After that, I played the Legend of Zelda, Ocarina of Time on our newly bought N64. I actually played through that game several times. From there, I progressed to the other Final Fantasy games.
I don’t remember how we got it, but we owned a small game on our PC called The Dig that I played through over and over as well. It was another RPG type problem solving game. It was hard but so fulfilling when you solved the puzzles that led you deeper into the story. I miss that game.
I married a man who was surprised and delighted to find a girl who loved to play video games (something not as rare these days as it was when I was first married). After we had our first child, he bought Windwaker for me on the GameCube. Loved it.
Then, my brother gave me a copy of what would become my favorite RPG for a very long time. The Elder Scrolls IV: Oblivion. I played that game for years. My first child, our son, was a wonderful baby. He would sleep for hours and hours and I stayed home and played Oblivion all day in my pajamas, only getting dressed when I realized my husband was likely on his way home from work and I’d better make dinner.
Years later, my son was trying to play Minecraft on the Xbox 360, but he was having a hard time figuring it out. I thought the game looked weird and lame, but I finally deigned to help him with the game…and I didn’t give the controller back for 5 hours. I was so hooked, hahaha. My husband still makes fun of me for that day. It’s all good, though.
Finally, years after I had played and replayed Oblivion, Elder Scrolls came out with version 5: Skyrim. I had eagerly awaited the release of this game, and I even stayed home from a family trip with my newborn daughter so I could play it. I spent a lot of hours in that game. I loved everything about it; the music, the environment, the characters, the quests. Oh my goodness. I never thought I would find a game that would top Skyrim.

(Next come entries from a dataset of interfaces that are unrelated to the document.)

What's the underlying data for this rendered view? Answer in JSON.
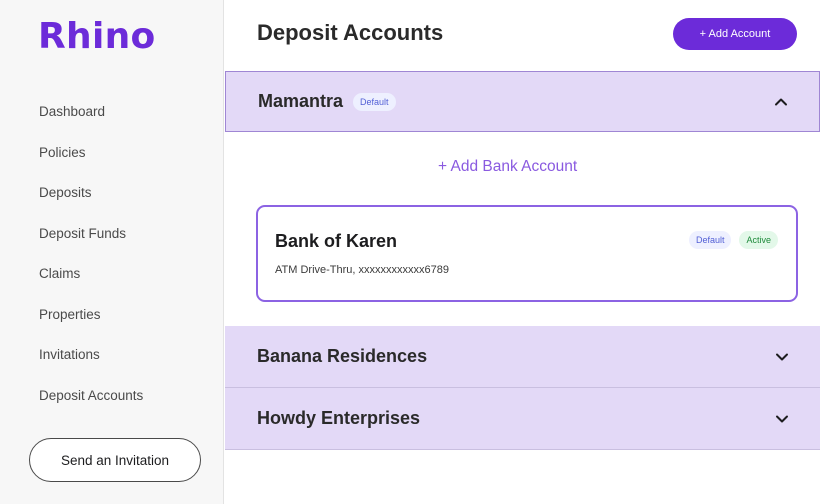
{
  "sidebar": {
    "logo": "Rhino",
    "items": [
      {
        "label": "Dashboard"
      },
      {
        "label": "Policies"
      },
      {
        "label": "Deposits"
      },
      {
        "label": "Deposit Funds"
      },
      {
        "label": "Claims"
      },
      {
        "label": "Properties"
      },
      {
        "label": "Invitations"
      },
      {
        "label": "Deposit Accounts"
      }
    ],
    "invite_button": "Send an Invitation"
  },
  "header": {
    "title": "Deposit Accounts",
    "add_account_button": "+ Add Account"
  },
  "accounts": [
    {
      "name": "Mamantra",
      "badge": "Default",
      "expanded": true,
      "chevron_icon": "chevron-up-icon",
      "add_bank_link": "+ Add Bank Account",
      "bank": {
        "name": "Bank of Karen",
        "detail": "ATM Drive-Thru, xxxxxxxxxxxx6789",
        "badge_default": "Default",
        "badge_active": "Active"
      }
    },
    {
      "name": "Banana Residences",
      "expanded": false,
      "chevron_icon": "chevron-down-icon"
    },
    {
      "name": "Howdy Enterprises",
      "expanded": false,
      "chevron_icon": "chevron-down-icon"
    }
  ],
  "colors": {
    "brand": "#6c2bd9",
    "accordion_bg": "#e3d9f7",
    "card_border": "#8c63e3",
    "badge_default_bg": "#eef0ff",
    "badge_active_bg": "#e3f8e9"
  }
}
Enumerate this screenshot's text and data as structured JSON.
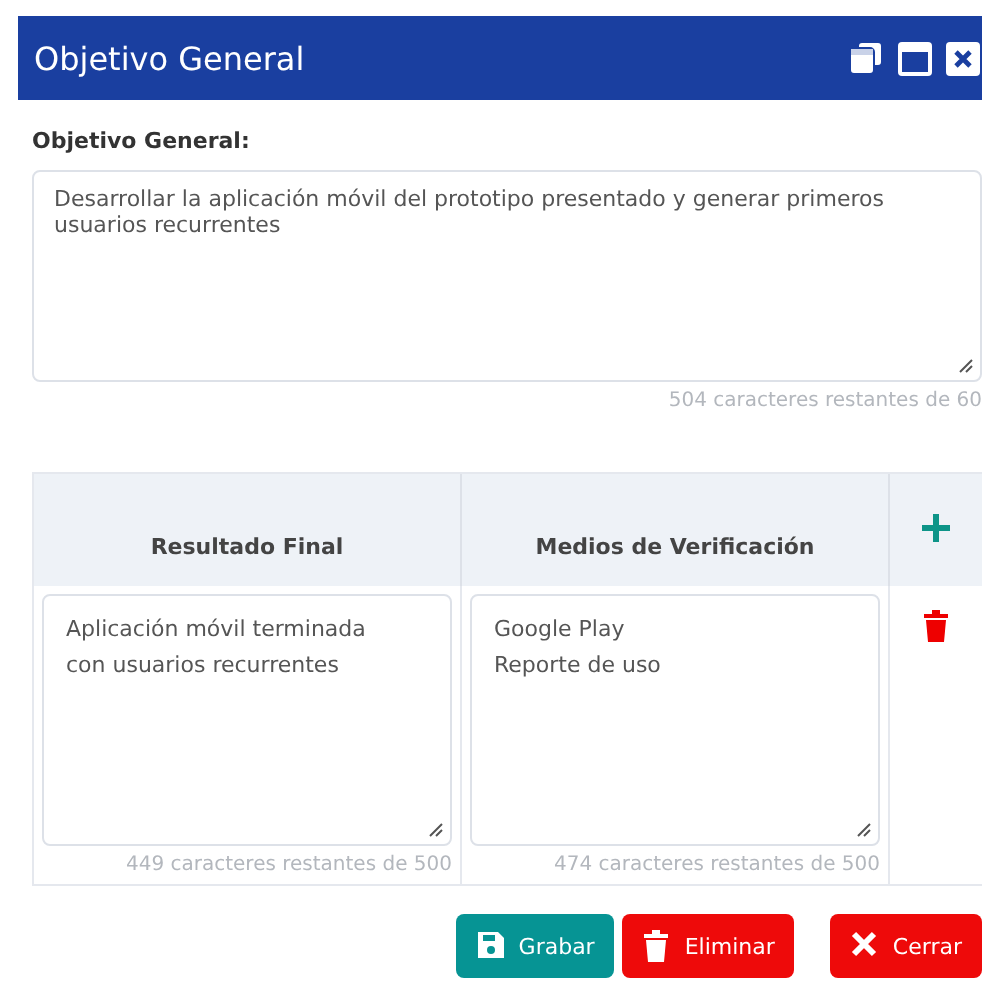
{
  "window": {
    "title": "Objetivo General"
  },
  "objective": {
    "label": "Objetivo General:",
    "value": "Desarrollar la aplicación móvil del prototipo presentado y generar primeros usuarios recurrentes",
    "counter": "504 caracteres restantes de 60"
  },
  "table": {
    "columns": [
      "Resultado Final",
      "Medios de Verificación"
    ],
    "rows": [
      {
        "cells": [
          {
            "value": "Aplicación móvil terminada\ncon usuarios recurrentes",
            "counter": "449 caracteres restantes de 500"
          },
          {
            "value": "Google Play\nReporte de uso",
            "counter": "474 caracteres restantes de 500"
          }
        ]
      }
    ]
  },
  "buttons": [
    {
      "kind": "save",
      "label": "Grabar"
    },
    {
      "kind": "delete",
      "label": "Eliminar"
    },
    {
      "kind": "close",
      "label": "Cerrar"
    }
  ]
}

Then I played Dragon Age: Inquisition. Oh my goodness, if I thought the story and integration in Skyrim was good, this was even better. I love it when I can play a female lead character within an RPG, and I loved the role I played in it. I highly recommend it if you’re a fan of RPG’s. It was epic.
There are many other favorites that I go back to on a regular basis. One of them is ARK. It’s more of a survival simulator than an RPG, but it’s still a lot of fun, even with its many challenges, which all revolve around staying alive. You can starve to death, die of dehydration, exposure, illness, or be eaten by a dinosaur. Yes, a dinosaur. The best part of this game is that you can tame dino’s to help you. Some dino’s are good for collecting resources so you can build a home or base to protect yourself from encroaching predators. Others are good for riding into dangerous caves to find your goods. Still others are fliers that transport you to different places on the island much faster and safer than on land.
It’s a great game, made very frustrating by the fact that it’s HUGE, needs a very up-to-date PC to run it, and is extremely buggy as well. It can be a very frustrating game to play, and my husband is constantly stymied when I go back to it after a particularly vehement rant at the developers. It needs a lot of work in the back room, especially with optimization, but I don’t know much about that…really.
The thing about video games is that it’s another avenue to take a break from the normal world. Or it can bring you closer to your loved one (for example, running through a multi-player RPG with your partner is a great way to bond), family, or friends. We love getting family together to play games like Super Smash Brothers, or Towerfall. Good family fun.
I know there is a lot of controversy surrounding video games, but for me, most of the experience has been positive. I’m surprised how much my kids have learned from the games themselves (we do strictly supervise what games our kids can play (I prefer open world creative ones like Minecraft for the kids (in small doses))). The only problem we have is when it’s time to get them off the games.
But if I’m honest, that’s also my biggest problem as well. Just ask my husband.